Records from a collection
>>>>>

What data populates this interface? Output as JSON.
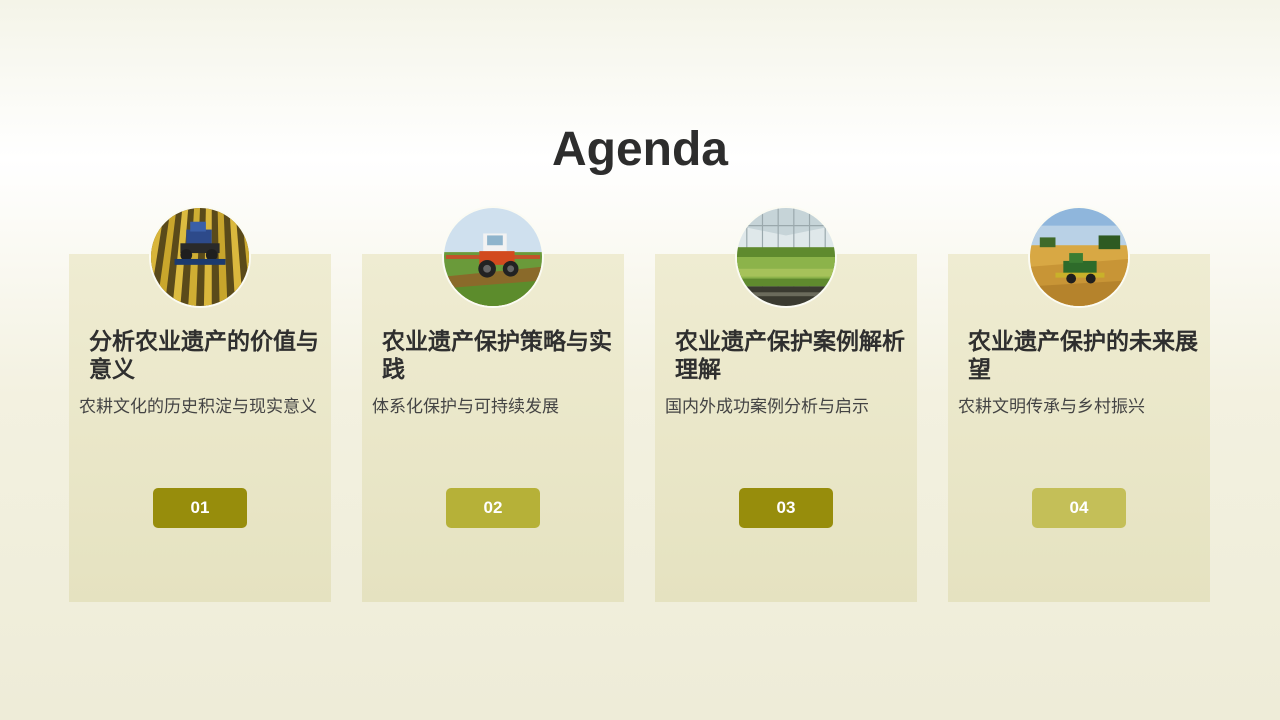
{
  "slide": {
    "title": "Agenda"
  },
  "items": [
    {
      "title": "分析农业遗产的价值与意义",
      "description": "农耕文化的历史积淀与现实意义",
      "number": "01",
      "badge_color": "#978d0c",
      "image": "tractor-in-crop-rows-photo"
    },
    {
      "title": "农业遗产保护策略与实践",
      "description": "体系化保护与可持续发展",
      "number": "02",
      "badge_color": "#b6b138",
      "image": "tractor-spraying-field-photo"
    },
    {
      "title": "农业遗产保护案例解析理解",
      "description": "国内外成功案例分析与启示",
      "number": "03",
      "badge_color": "#978d0c",
      "image": "greenhouse-crops-photo"
    },
    {
      "title": "农业遗产保护的未来展望",
      "description": "农耕文明传承与乡村振兴",
      "number": "04",
      "badge_color": "#c4bf58",
      "image": "combine-harvester-wheat-photo"
    }
  ]
}
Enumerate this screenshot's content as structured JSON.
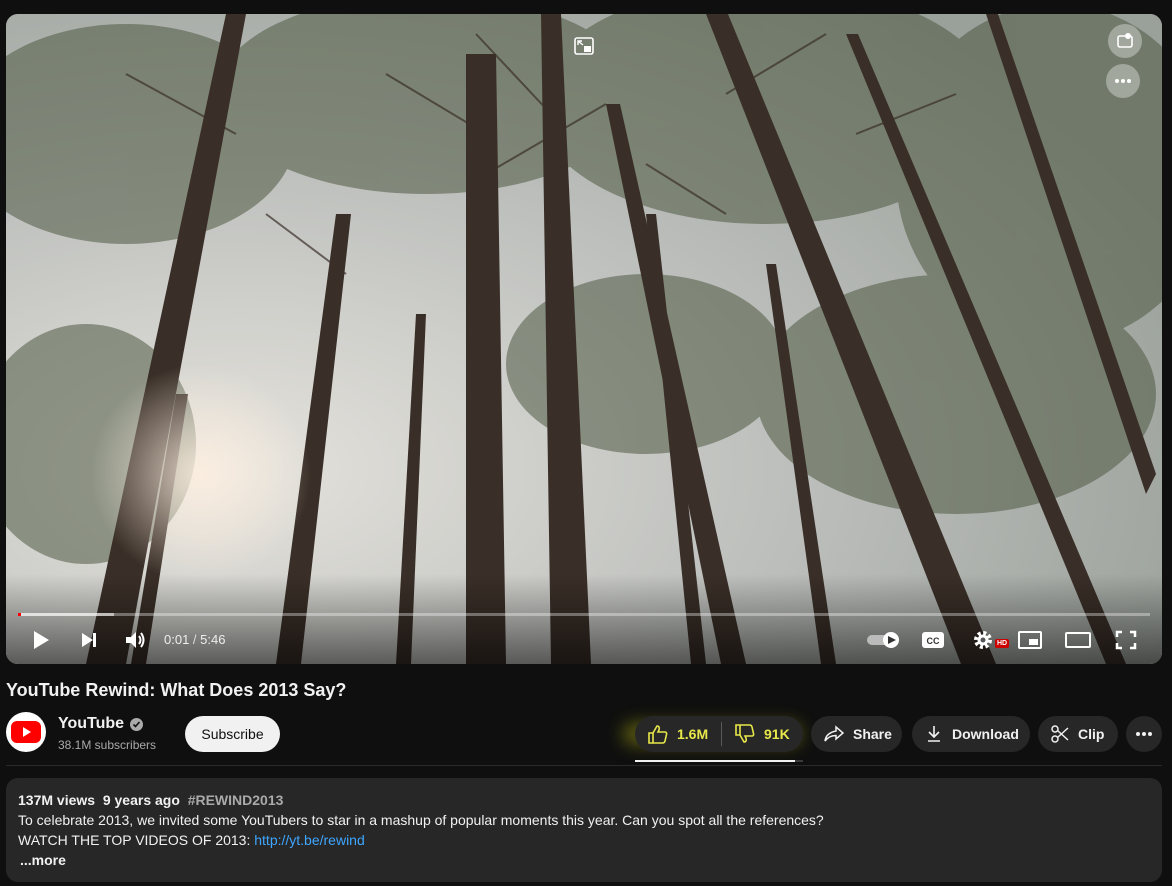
{
  "player": {
    "time_current": "0:01",
    "time_separator": " / ",
    "time_total": "5:46",
    "progress_played": 0.003,
    "progress_loaded": 0.085,
    "hd_badge": "HD",
    "icons": [
      "miniplayer-icon",
      "channel-watermark-icon",
      "overflow-menu-icon",
      "play-icon",
      "next-icon",
      "volume-icon",
      "autoplay-toggle-icon",
      "captions-icon",
      "settings-icon",
      "miniplayer-icon",
      "theater-mode-icon",
      "fullscreen-icon"
    ]
  },
  "video": {
    "title": "YouTube Rewind: What Does 2013 Say?"
  },
  "channel": {
    "name": "YouTube",
    "subscribers": "38.1M subscribers",
    "subscribe_label": "Subscribe",
    "brand_color": "#ff0000"
  },
  "actions": {
    "likes": "1.6M",
    "dislikes": "91K",
    "like_ratio": 0.95,
    "share_label": "Share",
    "download_label": "Download",
    "clip_label": "Clip",
    "highlight_color": "#e8e84a"
  },
  "description": {
    "views": "137M views",
    "age": "9 years ago",
    "hashtag": "#REWIND2013",
    "line1": "To celebrate 2013, we invited some YouTubers to star in a mashup of popular moments this year. Can you spot all the references?",
    "line2_prefix": "WATCH THE TOP VIDEOS OF 2013: ",
    "link": "http://yt.be/rewind",
    "more_label": "...more"
  }
}
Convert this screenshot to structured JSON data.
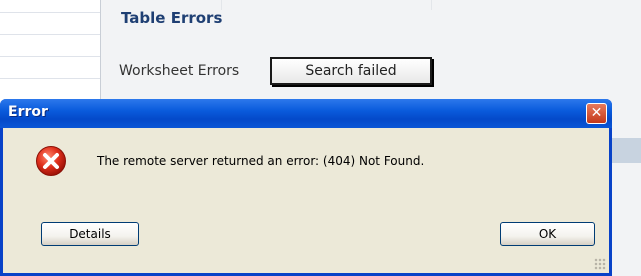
{
  "background": {
    "section_title": "Table Errors",
    "worksheet_label": "Worksheet Errors",
    "search_button": "Search failed"
  },
  "dialog": {
    "title": "Error",
    "close_glyph": "✕",
    "icon": "error-icon",
    "message": "The remote server returned an error: (404) Not Found.",
    "details_label": "Details",
    "ok_label": "OK"
  },
  "colors": {
    "titlebar": "#0a5bdc",
    "dialog_body": "#ece9d8",
    "close_button": "#c4381a",
    "error_icon": "#d42a1c"
  }
}
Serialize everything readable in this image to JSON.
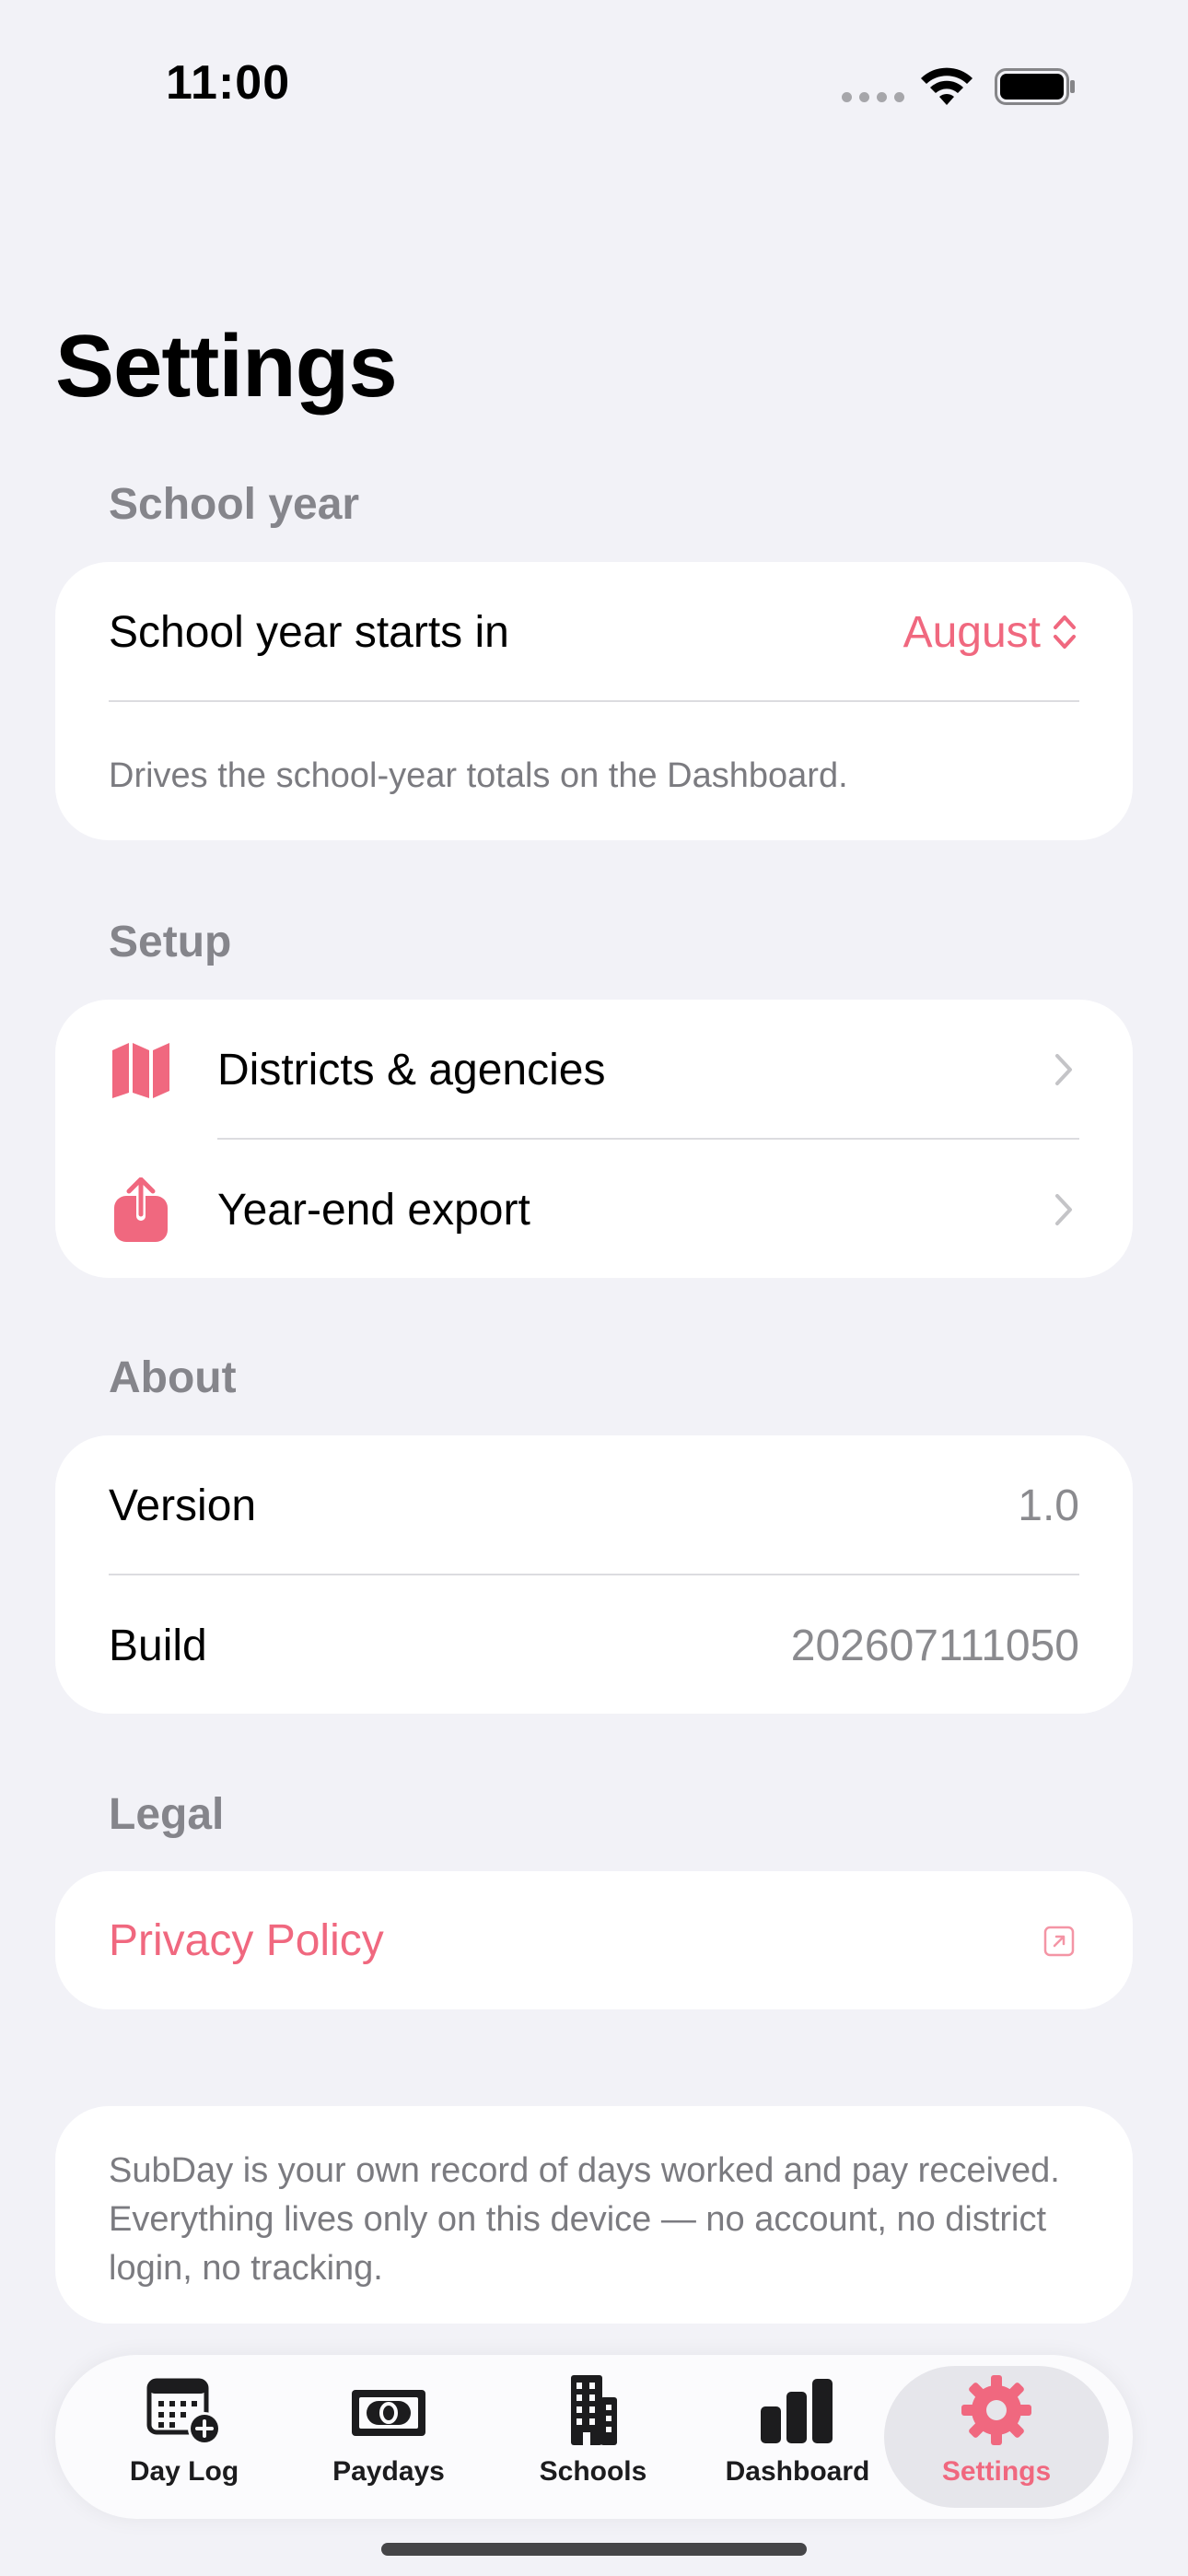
{
  "status_bar": {
    "time": "11:00"
  },
  "page": {
    "title": "Settings"
  },
  "sections": {
    "school_year": {
      "header": "School year",
      "row_label": "School year starts in",
      "row_value": "August",
      "footnote": "Drives the school-year totals on the Dashboard."
    },
    "setup": {
      "header": "Setup",
      "items": [
        {
          "label": "Districts & agencies",
          "icon": "map-icon"
        },
        {
          "label": "Year-end export",
          "icon": "share-icon"
        }
      ]
    },
    "about": {
      "header": "About",
      "version_label": "Version",
      "version_value": "1.0",
      "build_label": "Build",
      "build_value": "202607111050"
    },
    "legal": {
      "header": "Legal",
      "privacy_label": "Privacy Policy"
    }
  },
  "info_card": {
    "text": "SubDay is your own record of days worked and pay received. Everything lives only on this device — no account, no district login, no tracking."
  },
  "tab_bar": {
    "tabs": [
      {
        "label": "Day Log",
        "icon": "calendar-add-icon"
      },
      {
        "label": "Paydays",
        "icon": "banknote-icon"
      },
      {
        "label": "Schools",
        "icon": "building-icon"
      },
      {
        "label": "Dashboard",
        "icon": "bar-chart-icon"
      },
      {
        "label": "Settings",
        "icon": "gear-icon"
      }
    ],
    "active": "Settings"
  },
  "colors": {
    "accent": "#f0687f",
    "background": "#f2f2f7",
    "secondary_text": "#8a8a8e"
  }
}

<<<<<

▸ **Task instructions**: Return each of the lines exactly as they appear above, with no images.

▸ **Exercise answer**:
What data populates this interface? Output as JSON.
{
  "slide": {
    "title": "Agenda"
  },
  "items": [
    {
      "title": "分析农业遗产的价值与意义",
      "description": "农耕文化的历史积淀与现实意义",
      "number": "01",
      "badge_color": "#978d0c",
      "image": "tractor-in-crop-rows-photo"
    },
    {
      "title": "农业遗产保护策略与实践",
      "description": "体系化保护与可持续发展",
      "number": "02",
      "badge_color": "#b6b138",
      "image": "tractor-spraying-field-photo"
    },
    {
      "title": "农业遗产保护案例解析理解",
      "description": "国内外成功案例分析与启示",
      "number": "03",
      "badge_color": "#978d0c",
      "image": "greenhouse-crops-photo"
    },
    {
      "title": "农业遗产保护的未来展望",
      "description": "农耕文明传承与乡村振兴",
      "number": "04",
      "badge_color": "#c4bf58",
      "image": "combine-harvester-wheat-photo"
    }
  ]
}
Enumerate this screenshot's content as structured JSON.
{
  "player": {
    "time_current": "0:01",
    "time_separator": " / ",
    "time_total": "5:46",
    "progress_played": 0.003,
    "progress_loaded": 0.085,
    "hd_badge": "HD",
    "icons": [
      "miniplayer-icon",
      "channel-watermark-icon",
      "overflow-menu-icon",
      "play-icon",
      "next-icon",
      "volume-icon",
      "autoplay-toggle-icon",
      "captions-icon",
      "settings-icon",
      "miniplayer-icon",
      "theater-mode-icon",
      "fullscreen-icon"
    ]
  },
  "video": {
    "title": "YouTube Rewind: What Does 2013 Say?"
  },
  "channel": {
    "name": "YouTube",
    "subscribers": "38.1M subscribers",
    "subscribe_label": "Subscribe",
    "brand_color": "#ff0000"
  },
  "actions": {
    "likes": "1.6M",
    "dislikes": "91K",
    "like_ratio": 0.95,
    "share_label": "Share",
    "download_label": "Download",
    "clip_label": "Clip",
    "highlight_color": "#e8e84a"
  },
  "description": {
    "views": "137M views",
    "age": "9 years ago",
    "hashtag": "#REWIND2013",
    "line1": "To celebrate 2013, we invited some YouTubers to star in a mashup of popular moments this year. Can you spot all the references?",
    "line2_prefix": "WATCH THE TOP VIDEOS OF 2013: ",
    "link": "http://yt.be/rewind",
    "more_label": "...more"
  }
}
Convert this screenshot to structured JSON data.
{
  "background": {
    "section_title": "Table Errors",
    "worksheet_label": "Worksheet Errors",
    "search_button": "Search failed"
  },
  "dialog": {
    "title": "Error",
    "close_glyph": "✕",
    "icon": "error-icon",
    "message": "The remote server returned an error: (404) Not Found.",
    "details_label": "Details",
    "ok_label": "OK"
  },
  "colors": {
    "titlebar": "#0a5bdc",
    "dialog_body": "#ece9d8",
    "close_button": "#c4381a",
    "error_icon": "#d42a1c"
  }
}
Serialize everything readable in this image to JSON.
{
  "status_bar": {
    "time": "11:00"
  },
  "page": {
    "title": "Settings"
  },
  "sections": {
    "school_year": {
      "header": "School year",
      "row_label": "School year starts in",
      "row_value": "August",
      "footnote": "Drives the school-year totals on the Dashboard."
    },
    "setup": {
      "header": "Setup",
      "items": [
        {
          "label": "Districts & agencies",
          "icon": "map-icon"
        },
        {
          "label": "Year-end export",
          "icon": "share-icon"
        }
      ]
    },
    "about": {
      "header": "About",
      "version_label": "Version",
      "version_value": "1.0",
      "build_label": "Build",
      "build_value": "202607111050"
    },
    "legal": {
      "header": "Legal",
      "privacy_label": "Privacy Policy"
    }
  },
  "info_card": {
    "text": "SubDay is your own record of days worked and pay received. Everything lives only on this device — no account, no district login, no tracking."
  },
  "tab_bar": {
    "tabs": [
      {
        "label": "Day Log",
        "icon": "calendar-add-icon"
      },
      {
        "label": "Paydays",
        "icon": "banknote-icon"
      },
      {
        "label": "Schools",
        "icon": "building-icon"
      },
      {
        "label": "Dashboard",
        "icon": "bar-chart-icon"
      },
      {
        "label": "Settings",
        "icon": "gear-icon"
      }
    ],
    "active": "Settings"
  },
  "colors": {
    "accent": "#f0687f",
    "background": "#f2f2f7",
    "secondary_text": "#8a8a8e"
  }
}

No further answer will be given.